The next meeting of the Lincoln Low Vision Support Group will be on Monday, Feb. 10, from 1 to 2 p.m. at Lincoln Christian Church, 204 N. McLean. Use the door off the parking lot, under the canopy.

The speaker will be Kim Walters, from the Bureau of Blind Services with the state Division of Rehabilitation Services.

Those attending are welcome to bring guests.

The group needs envelopes to send out letters for the meetings. Please bring a few.

For more information, contact Sandy at 732-6528.


Mount Pulaski Courthouse will celebrate Abraham Lincoln's birthday Feb. 8

MOUNT PULASKI Abraham Lincoln's birthday will be celebrated on Saturday, Feb. 8, at the Mount Pulaski Courthouse State Historic Site, where Abraham Lincoln, Judge David Davis, Samuel Treat, Billy Herndon, Stephen A. Douglas and others rode by horseback and horse and buggy to bring the court of law to this Logan County seat venue (1848-1855). The Mount Pulaski two-story brick courthouse, an example of early Greek Revival architecture, is one of only two remaining structures from the once 15-courthouse Illinois 8th Judicial Circuit of the mid-1800s.

The featured speaker at 10 a.m. will be Barbara Stroud-Borth, who will portray Sarah Wakefield, a captive of Sioux Indians in the Dakota conflict in Minnesota in 1862. Abraham Lincoln became involved in the final resolution of the conflict, displaying his sense of justice.

Portrayers of Abraham and Mary Lincoln will be on hand at 9:30 a.m., when the courthouse opens with coffee and refreshments. Servings of Mary Todd Lincoln's traditional cake will be provided, along with other refreshments, until 3:30 p.m. Children's crafts and games will begin at 10 a.m. and last until 2 p.m. A variety of materials will be available for making Abraham Lincoln cards and valentines. A staff of volunteer docents will be on hand to provide tours throughout the day.

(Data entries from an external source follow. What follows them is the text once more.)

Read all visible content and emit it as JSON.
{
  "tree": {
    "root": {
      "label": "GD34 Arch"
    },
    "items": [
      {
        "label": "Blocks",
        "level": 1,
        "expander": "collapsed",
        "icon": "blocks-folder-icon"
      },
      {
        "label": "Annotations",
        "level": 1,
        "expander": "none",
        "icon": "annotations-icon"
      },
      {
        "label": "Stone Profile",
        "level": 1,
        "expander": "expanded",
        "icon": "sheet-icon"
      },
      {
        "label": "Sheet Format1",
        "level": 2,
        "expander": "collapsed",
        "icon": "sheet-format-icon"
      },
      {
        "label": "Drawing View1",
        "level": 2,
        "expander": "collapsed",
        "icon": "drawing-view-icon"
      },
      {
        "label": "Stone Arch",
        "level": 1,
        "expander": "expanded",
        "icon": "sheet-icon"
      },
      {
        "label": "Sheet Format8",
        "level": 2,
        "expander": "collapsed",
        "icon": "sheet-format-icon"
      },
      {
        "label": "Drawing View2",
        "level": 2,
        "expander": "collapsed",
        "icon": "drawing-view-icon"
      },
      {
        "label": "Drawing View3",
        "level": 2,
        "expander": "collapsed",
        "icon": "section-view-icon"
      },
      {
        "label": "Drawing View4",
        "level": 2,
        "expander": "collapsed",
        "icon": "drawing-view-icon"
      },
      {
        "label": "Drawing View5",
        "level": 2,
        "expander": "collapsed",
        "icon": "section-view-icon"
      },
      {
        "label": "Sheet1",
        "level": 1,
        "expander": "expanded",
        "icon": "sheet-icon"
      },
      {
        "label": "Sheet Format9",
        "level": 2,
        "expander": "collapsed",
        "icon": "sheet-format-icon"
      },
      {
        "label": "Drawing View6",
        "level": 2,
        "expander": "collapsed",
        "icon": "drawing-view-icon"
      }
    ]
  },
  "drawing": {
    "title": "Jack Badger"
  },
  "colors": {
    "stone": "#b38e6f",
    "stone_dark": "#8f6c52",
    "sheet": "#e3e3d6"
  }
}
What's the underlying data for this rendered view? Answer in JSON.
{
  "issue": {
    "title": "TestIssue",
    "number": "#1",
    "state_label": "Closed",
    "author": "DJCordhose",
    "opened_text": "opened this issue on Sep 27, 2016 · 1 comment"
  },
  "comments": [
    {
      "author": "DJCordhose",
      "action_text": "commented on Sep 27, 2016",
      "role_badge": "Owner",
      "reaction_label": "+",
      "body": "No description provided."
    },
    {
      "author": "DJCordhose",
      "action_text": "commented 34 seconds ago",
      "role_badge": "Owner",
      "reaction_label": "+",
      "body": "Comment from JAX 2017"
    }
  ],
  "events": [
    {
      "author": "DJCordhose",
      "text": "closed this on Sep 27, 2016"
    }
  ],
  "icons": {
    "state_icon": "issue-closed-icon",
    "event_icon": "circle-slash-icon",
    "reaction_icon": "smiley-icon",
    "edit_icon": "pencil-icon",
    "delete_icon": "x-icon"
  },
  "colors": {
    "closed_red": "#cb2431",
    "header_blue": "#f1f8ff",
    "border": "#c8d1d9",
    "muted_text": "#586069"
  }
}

The speaker, Stroud-Borth, is a retired pastor who lives in Mount Pulaski. She did her pastoral internship on a Lakota reservation in South Dakota and served two congregations in South Dakota for 6 1/2 years. Her second parish was in southwestern Minnesota. In all those places, she learned bits and pieces of the conflict between whites and Indians and President Lincoln's involvement, even as the Civil War raged in the South. In her words: "This story is not well-known in Illinois. I want to share it here, and portraying Sarah Wakefield is a way to do that."

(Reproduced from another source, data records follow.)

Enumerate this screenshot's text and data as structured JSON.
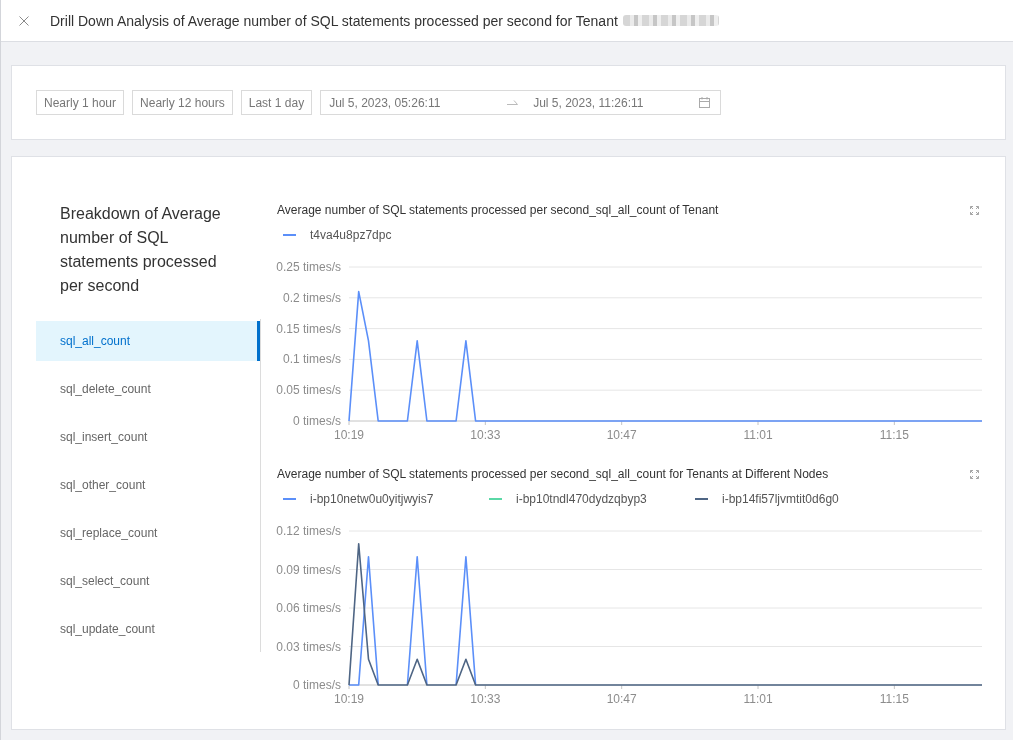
{
  "header": {
    "title": "Drill Down Analysis of Average number of SQL statements processed per second for Tenant",
    "tenant_blurred": true
  },
  "time_range": {
    "presets": [
      {
        "label": "Nearly 1 hour",
        "selected": false
      },
      {
        "label": "Nearly 12 hours",
        "selected": false
      },
      {
        "label": "Last 1 day",
        "selected": false
      }
    ],
    "start": "Jul 5, 2023, 05:26:11",
    "end": "Jul 5, 2023, 11:26:11"
  },
  "sidebar": {
    "title": "Breakdown of Average number of SQL statements processed per second",
    "items": [
      {
        "label": "sql_all_count",
        "selected": true
      },
      {
        "label": "sql_delete_count",
        "selected": false
      },
      {
        "label": "sql_insert_count",
        "selected": false
      },
      {
        "label": "sql_other_count",
        "selected": false
      },
      {
        "label": "sql_replace_count",
        "selected": false
      },
      {
        "label": "sql_select_count",
        "selected": false
      },
      {
        "label": "sql_update_count",
        "selected": false
      }
    ]
  },
  "charts": [
    {
      "chart_data": {
        "type": "line",
        "title": "Average number of SQL statements processed per second_sql_all_count of Tenant",
        "legend": "top",
        "grid": true,
        "categories": [
          "10:19",
          null,
          null,
          null,
          null,
          null,
          null,
          null,
          null,
          null,
          null,
          null,
          null,
          null,
          "10:33",
          null,
          null,
          null,
          null,
          null,
          null,
          null,
          null,
          null,
          null,
          null,
          null,
          null,
          "10:47",
          null,
          null,
          null,
          null,
          null,
          null,
          null,
          null,
          null,
          null,
          null,
          null,
          null,
          "11:01",
          null,
          null,
          null,
          null,
          null,
          null,
          null,
          null,
          null,
          null,
          null,
          null,
          null,
          "11:15",
          null,
          null,
          null,
          null,
          null,
          null,
          null,
          null,
          null
        ],
        "series": [
          {
            "name": "t4va4u8pz7dpc",
            "color": "#5b8ff9",
            "values": [
              0,
              0.21,
              0.13,
              0,
              0,
              0,
              0,
              0.13,
              0,
              0,
              0,
              0,
              0.13,
              0,
              0,
              0,
              0,
              0,
              0,
              0,
              0,
              0,
              0,
              0,
              0,
              0,
              0,
              0,
              0,
              0,
              0,
              0,
              0,
              0,
              0,
              0,
              0,
              0,
              0,
              0,
              0,
              0,
              0,
              0,
              0,
              0,
              0,
              0,
              0,
              0,
              0,
              0,
              0,
              0,
              0,
              0,
              0,
              0,
              0,
              0,
              0,
              0,
              0,
              0,
              0,
              0
            ]
          }
        ],
        "ylim": [
          0,
          0.25
        ],
        "yticks": [
          {
            "value": 0,
            "label": "0 times/s"
          },
          {
            "value": 0.05,
            "label": "0.05 times/s"
          },
          {
            "value": 0.1,
            "label": "0.1 times/s"
          },
          {
            "value": 0.15,
            "label": "0.15 times/s"
          },
          {
            "value": 0.2,
            "label": "0.2 times/s"
          },
          {
            "value": 0.25,
            "label": "0.25 times/s"
          }
        ]
      }
    },
    {
      "chart_data": {
        "type": "line",
        "title": "Average number of SQL statements processed per second_sql_all_count for Tenants at Different Nodes",
        "legend": "top",
        "grid": true,
        "categories": [
          "10:19",
          null,
          null,
          null,
          null,
          null,
          null,
          null,
          null,
          null,
          null,
          null,
          null,
          null,
          "10:33",
          null,
          null,
          null,
          null,
          null,
          null,
          null,
          null,
          null,
          null,
          null,
          null,
          null,
          "10:47",
          null,
          null,
          null,
          null,
          null,
          null,
          null,
          null,
          null,
          null,
          null,
          null,
          null,
          "11:01",
          null,
          null,
          null,
          null,
          null,
          null,
          null,
          null,
          null,
          null,
          null,
          null,
          null,
          "11:15",
          null,
          null,
          null,
          null,
          null,
          null,
          null,
          null,
          null
        ],
        "series": [
          {
            "name": "i-bp10netw0u0yitjwyis7",
            "color": "#5b8ff9",
            "values": [
              0,
              0,
              0.1,
              0,
              null,
              null,
              0,
              0.1,
              0,
              null,
              null,
              0,
              0.1,
              0,
              null,
              null,
              null,
              null,
              null,
              null,
              null,
              null,
              null,
              null,
              null,
              null,
              null,
              null,
              null,
              null,
              null,
              null,
              null,
              null,
              null,
              null,
              null,
              null,
              null,
              null,
              null,
              null,
              null,
              null,
              null,
              null,
              null,
              null,
              null,
              null,
              null,
              null,
              null,
              null,
              null,
              null,
              null,
              null,
              null,
              null,
              null,
              null,
              null,
              null,
              null,
              null
            ]
          },
          {
            "name": "i-bp10tndl470dydzqbyp3",
            "color": "#5ad8a6",
            "values": [
              null,
              null,
              null,
              null,
              null,
              null,
              null,
              null,
              null,
              null,
              null,
              null,
              null,
              null,
              null,
              null,
              null,
              null,
              null,
              null,
              null,
              null,
              null,
              null,
              null,
              null,
              null,
              null,
              null,
              null,
              null,
              null,
              null,
              null,
              null,
              null,
              null,
              null,
              null,
              null,
              null,
              null,
              null,
              null,
              null,
              null,
              null,
              null,
              null,
              null,
              null,
              null,
              null,
              null,
              null,
              null,
              null,
              null,
              null,
              null,
              null,
              null,
              null,
              null,
              null,
              null
            ]
          },
          {
            "name": "i-bp14fi57ljvmtit0d6g0",
            "color": "#4e6584",
            "values": [
              0,
              0.11,
              0.02,
              0,
              0,
              0,
              0,
              0.02,
              0,
              0,
              0,
              0,
              0.02,
              0,
              0,
              0,
              0,
              0,
              0,
              0,
              0,
              0,
              0,
              0,
              0,
              0,
              0,
              0,
              0,
              0,
              0,
              0,
              0,
              0,
              0,
              0,
              0,
              0,
              0,
              0,
              0,
              0,
              0,
              0,
              0,
              0,
              0,
              0,
              0,
              0,
              0,
              0,
              0,
              0,
              0,
              0,
              0,
              0,
              0,
              0,
              0,
              0,
              0,
              0,
              0,
              0
            ]
          }
        ],
        "ylim": [
          0,
          0.12
        ],
        "yticks": [
          {
            "value": 0,
            "label": "0 times/s"
          },
          {
            "value": 0.03,
            "label": "0.03 times/s"
          },
          {
            "value": 0.06,
            "label": "0.06 times/s"
          },
          {
            "value": 0.09,
            "label": "0.09 times/s"
          },
          {
            "value": 0.12,
            "label": "0.12 times/s"
          }
        ]
      }
    }
  ]
}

There will be an exhibit of some books, pictures and craft items collected during Stroud-Borth's year on the Lower Brule Reservation.

Regular visiting hours at the historic courthouse are Tuesday through Saturday, noon to 4 p.m. The phone number is 217-792-3919.


 

< Top Stories index

Back to top